Generally, in Tamil cinema when a child-based drama gets made, storytellers follow the unvoiced rule to add up some elements that have something for the adult audience as well. For instance, My Dear Bootham’s inspiration Allauddinum Albhutha Vilakkum. But director N Ragavan has decided to keep My Dear Bootham as an out and out child drama. This clarity helps in shaping the film. It is sort of both positive and negative for the drama. As after a point this clarity fades and he seems to have gotten stuck in the dichotomy of whether to keep the film as a light hearted children drama, or to write stuff to hold the attention of the adult audience. In that dilemma, he turns My Dear Bootham into a melodramatic entertainer in the second half. And it does not take long for the flick to lose stream.

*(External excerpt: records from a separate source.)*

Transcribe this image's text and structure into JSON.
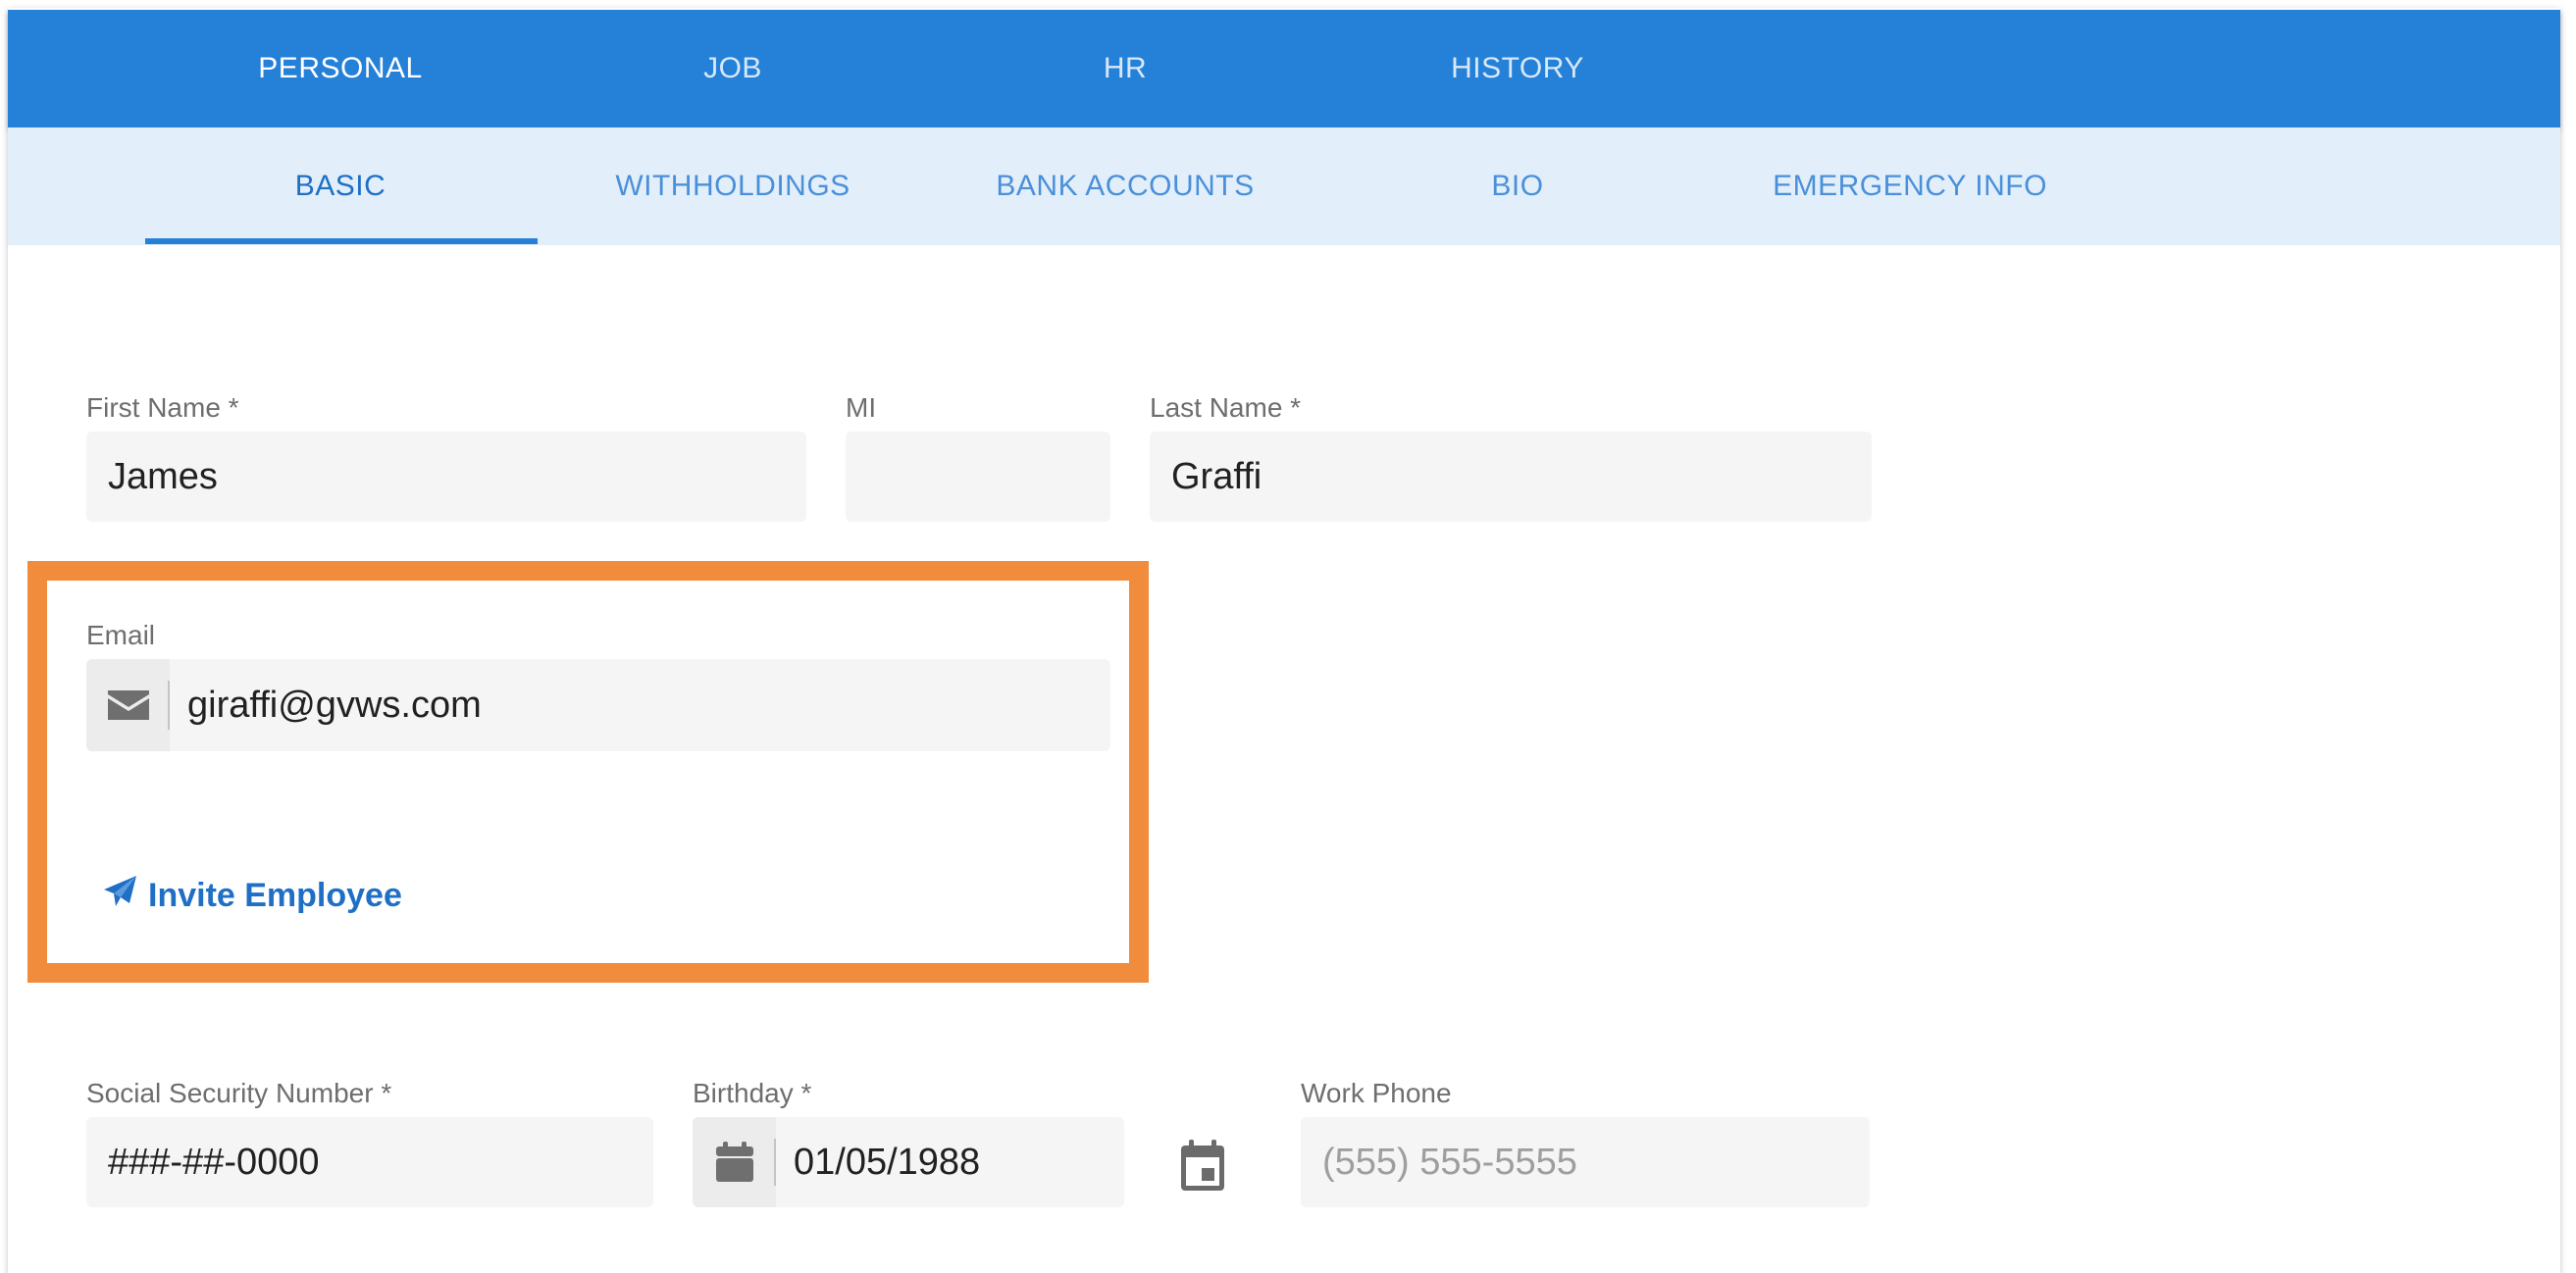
{
  "top_tabs": [
    {
      "label": "PERSONAL"
    },
    {
      "label": "JOB"
    },
    {
      "label": "HR"
    },
    {
      "label": "HISTORY"
    }
  ],
  "sub_tabs": [
    {
      "label": "BASIC"
    },
    {
      "label": "WITHHOLDINGS"
    },
    {
      "label": "BANK ACCOUNTS"
    },
    {
      "label": "BIO"
    },
    {
      "label": "EMERGENCY INFO"
    }
  ],
  "form": {
    "first_name": {
      "label": "First Name *",
      "value": "James"
    },
    "mi": {
      "label": "MI",
      "value": ""
    },
    "last_name": {
      "label": "Last Name *",
      "value": "Graffi"
    },
    "email": {
      "label": "Email",
      "value": "giraffi@gvws.com",
      "icon": "envelope-icon"
    },
    "invite": {
      "label": "Invite Employee",
      "icon": "paper-plane-icon"
    },
    "ssn": {
      "label": "Social Security Number *",
      "value": "###-##-0000"
    },
    "birthday": {
      "label": "Birthday *",
      "value": "01/05/1988",
      "icon": "calendar-icon",
      "picker_icon": "calendar-event-icon"
    },
    "work_phone": {
      "label": "Work Phone",
      "value": "",
      "placeholder": "(555) 555-5555"
    }
  },
  "colors": {
    "primary": "#2580d8",
    "sub_tab_bg": "#e2effb",
    "highlight": "#f08c3c",
    "link": "#1f6fc5"
  }
}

Actor Prabhu Deva is apt to play Karkimuki. In fact, it seems like a tailor-made role for him. He pulls off his part effortlessly making it fun for us to watch him play his part. Child artist Ashwanth Ashok Kumar makes an impact as a performer. He shines even in the emotive portions. He seems like a good find for Tamil cinema. Even the other child artist Aazhiya does her part well. Actress Remya Nambeesan does justice to her part as a doting mother. Actress Samyuktha Shanmuganathan serves her purpose for being brought on board. Actor Shakthi Rithvik is functional. Actor Master Param Guganesh is adequate. Actor Suresh Chandra Menon is effective. Comedians Imman Annachi and Swaminathan are inconsistent in their attempt to provide us with comical relief. The rest of the cast has delivered what was asked of them.
On the technical front, music director D Imman is clearly not at his best. His songs do not last long in our memory. But he adds little value to the flick with his background score. For a fantasy child drama, cinematographer U. K. Senthil Kumar’s frames should have been more colorful. Editor San Lokesh has done a fine job trimming the flick to keep the run time crisp. Though one could not help but feel it could have been even crisper.
On the whole, actor Prabhu Deva’s My Dear Bootham is let down by the same factor which most films of Tamil cinema suffer from – lack of a proper writer.